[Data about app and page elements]
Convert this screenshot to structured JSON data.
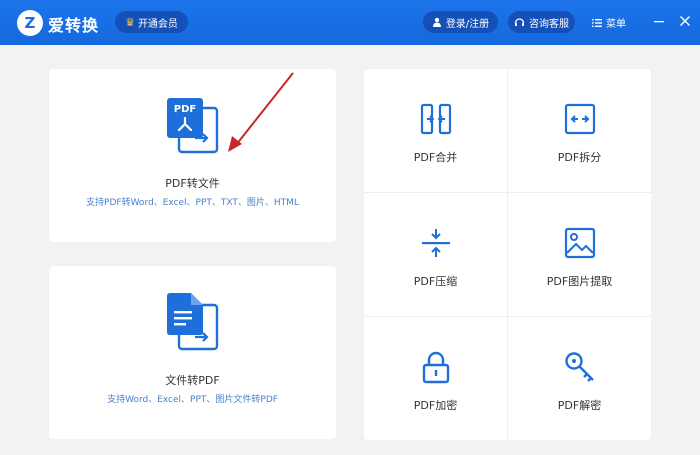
{
  "app": {
    "logo_letter": "Z",
    "title": "爱转换",
    "vip_label": "开通会员"
  },
  "header": {
    "login_label": "登录/注册",
    "service_label": "咨询客服",
    "menu_label": "菜单"
  },
  "cards": {
    "pdf_to_file": {
      "title": "PDF转文件",
      "desc": "支持PDF转Word、Excel、PPT、TXT、图片、HTML",
      "icon_text": "PDF"
    },
    "file_to_pdf": {
      "title": "文件转PDF",
      "desc": "支持Word、Excel、PPT、图片文件转PDF"
    }
  },
  "tools": [
    {
      "label": "PDF合并",
      "icon": "merge-icon"
    },
    {
      "label": "PDF拆分",
      "icon": "split-icon"
    },
    {
      "label": "PDF压缩",
      "icon": "compress-icon"
    },
    {
      "label": "PDF图片提取",
      "icon": "image-extract-icon"
    },
    {
      "label": "PDF加密",
      "icon": "lock-icon"
    },
    {
      "label": "PDF解密",
      "icon": "key-icon"
    }
  ],
  "colors": {
    "brand_blue": "#1a73e8",
    "icon_blue": "#1e6fd9",
    "annotation_red": "#c8262a"
  }
}
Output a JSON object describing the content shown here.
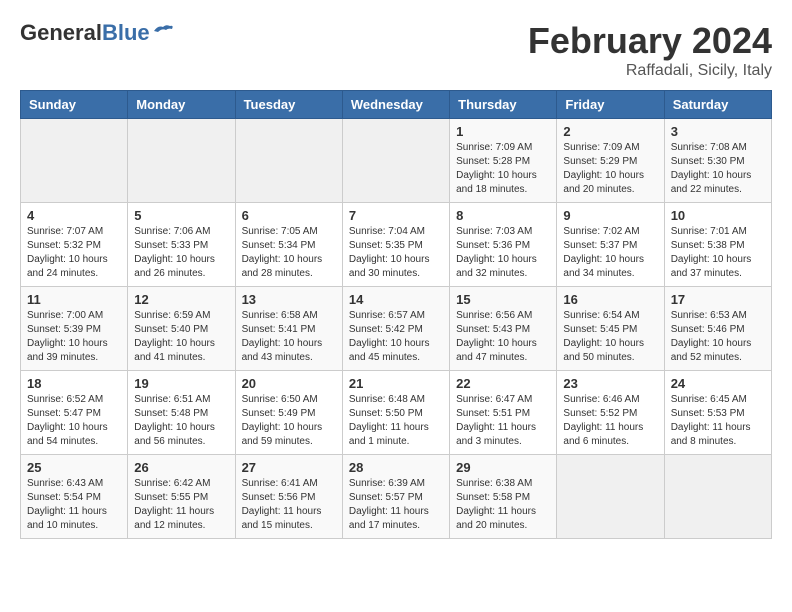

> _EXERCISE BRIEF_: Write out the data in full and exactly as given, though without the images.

> _OUTPUT FOR THIS EXERCISE_:
Convert this screenshot to structured JSON data.
{
  "app": {
    "logo_letter": "Z",
    "title": "爱转换",
    "vip_label": "开通会员"
  },
  "header": {
    "login_label": "登录/注册",
    "service_label": "咨询客服",
    "menu_label": "菜单"
  },
  "cards": {
    "pdf_to_file": {
      "title": "PDF转文件",
      "desc": "支持PDF转Word、Excel、PPT、TXT、图片、HTML",
      "icon_text": "PDF"
    },
    "file_to_pdf": {
      "title": "文件转PDF",
      "desc": "支持Word、Excel、PPT、图片文件转PDF"
    }
  },
  "tools": [
    {
      "label": "PDF合并",
      "icon": "merge-icon"
    },
    {
      "label": "PDF拆分",
      "icon": "split-icon"
    },
    {
      "label": "PDF压缩",
      "icon": "compress-icon"
    },
    {
      "label": "PDF图片提取",
      "icon": "image-extract-icon"
    },
    {
      "label": "PDF加密",
      "icon": "lock-icon"
    },
    {
      "label": "PDF解密",
      "icon": "key-icon"
    }
  ],
  "colors": {
    "brand_blue": "#1a73e8",
    "icon_blue": "#1e6fd9",
    "annotation_red": "#c8262a"
  }
}
Output a JSON object describing the content shown here.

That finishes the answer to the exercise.